Now that you’re enrolling in flight training, it’salmost like being back in school again. There is one significant difference, however. Nowyou have a choice.
When you were a kid in grammar or high school your teachers were assigned to you: thatwas it, cut and dried, no argument. Now as a prospective aviation student and customer,you have the power to make the choice of the instructor you want to share your trainingexperience with. This one choice will be critical because it can significantly affect theoutcome of your training and your future success as a pilot.
Here are some steps you can take to properly assess all the factors that go into makingthe right instructor choice for you.
If you think about it, choosing the instructor is just as if youwere hiring someone and conducting job interviews, with the instructor being the jobseeker. While you may not know a lot about flying and feel humbled because of it, you arethe best person to know about yourself: who you are, how you learn, and how you think. Youshould be looking for an instructor who will take some interest in these factors and tryto understand you as a person, as well as a student and customer.
In sales we refer to this process as "qualifying." We ask a number ofcarefully planned questions to determine the customer’s wants and needs. You should followa similar process with your instructor candidates. The most direct qualifying question is"why did you want to become an instructor?" The answer to this question willreveal a lot about this individuals’ motivation, desires and goals.
Remember that many of these instructors, particularly the younger ones, are usinginstructing to build their flight time in order to advance their pilot career goals andmake their skills more marketable. This is okay — the way the system is structuredinstructing, becomes the only effective way to build enough flight time to become hirablein the airlines and corporate flight departments. If your instructor answers your questionhonestly, that is fine. You need to know up front that there is a possibility you may haveto make a change later on when your instructor gets the call to take the pilot’s seat.
Like a familiar song said, "don’t be sold on the very first one." Checkseveral flight schools and instructors.
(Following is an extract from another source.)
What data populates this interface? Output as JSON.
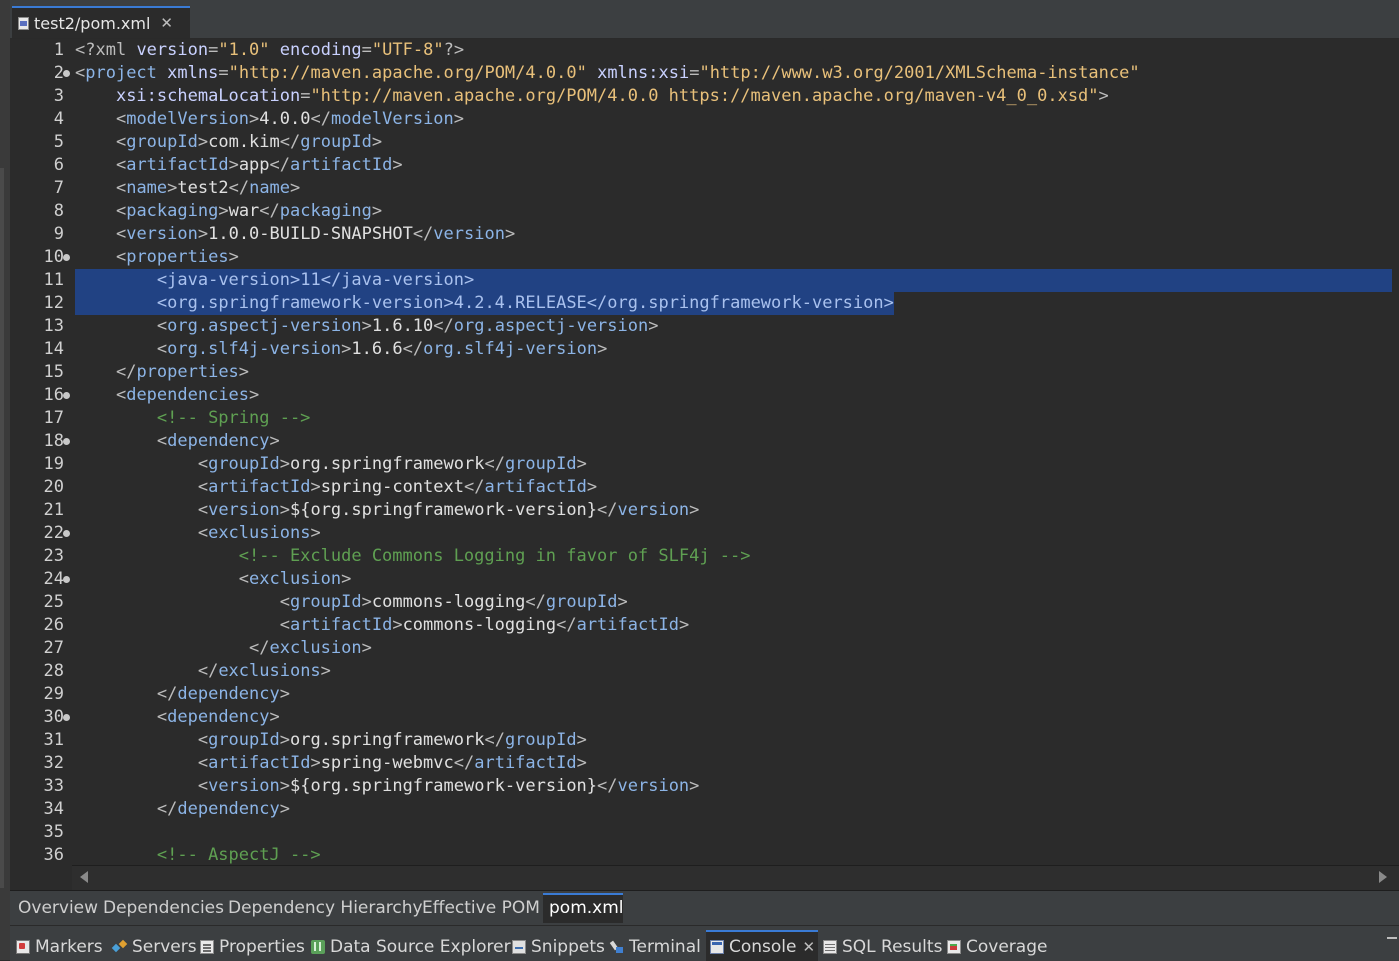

Ask questions and get references.
A good source ofinformation is NAFI, the National Association of FlightInstructors, headquartered at the EAA building in Oshkosh, Wisconsin. They can provideyou with the names and telephone numbers of flight schools and instructors in your area.Similar information, along with other learn to fly material, is also available from theAircraft Owners and Pilots Association (AOPA) in Frederick,Maryland.
Call previous students for their opinions and comments. Most will be happy to sharetheir experience, good and bad, with you.
Takea test flight
Most FBO’s offer an introductorylesson at a reduced price. The GA Team 2000 industryassociation sponsors a coupon offer in various aviation magazines to provide anintroductory flight at the rate of $35.00 using a coupon redeemable at selected FBO’s. Youmight also consider taking intro lessons with different schools and instructors before yousettle on one. The few extra dollars you spend doing this now can save you a significantamount later by avoiding a mistake.
Watchout for little things
I had one instructor who had the aggravating habit of tapping on the glareshield as ifto relieve his boredom while I flew the airplane. I found this both annoying anddistracting, and eventually I changed instructors. You should feel comfortable with yourtrainer and his or her methods. Look for an instructor who lets you do the flying and doesnot "ride" the controls. After all, you need to learn by your own handsonexperience. An experienced instructor will allow you to manipulate the controls while theyexplain the proper procedures, intervening only to demonstrate a maneuver or rectify aproblem.
Chances are that you will interview instructors of different age groups and possiblythe opposite sex. Don’t let any of these factors stand between you and your goal ofgetting to know your instructor and becoming comfortable. A professional and experiencedinstructor will also not let differences in age or gender influence them. Talent to flyairplanes and the ability to teach are the main qualities to search for.
There is an excellent tapeavailable from Sporty’s Pilot Shop entitled"Finding the Best Flight Instruction." It presents a detailed discussion of thehow and why of choosing your instructor. The mall cost of this tape, along with your timein watching it could save you considerable expense later on.
Remember:you are also a customer!
As a consumer, you have the ultimate power of choice: if you are not satisfied, you cantake your business elsewhere. Ask a lot of questions and don’t be shy. A reputable flightschool or professional instructor has a vested interest in your success as a studentpilot. You are a valuable future aviation customer. Look for a school or instructor whowill treat you as such.
Gowith your gut feeling
After doing all of these things, spend some time to get to know your instructor as aperson. After all, you’re going to be spending a lot of time with this individual and youmight as well fly with someone you enjoy. No matter how technical or complicated aviationmay seem, the fact remains that you are still dealing with people. When all else fails, gowith your gut feeling. It is usually right.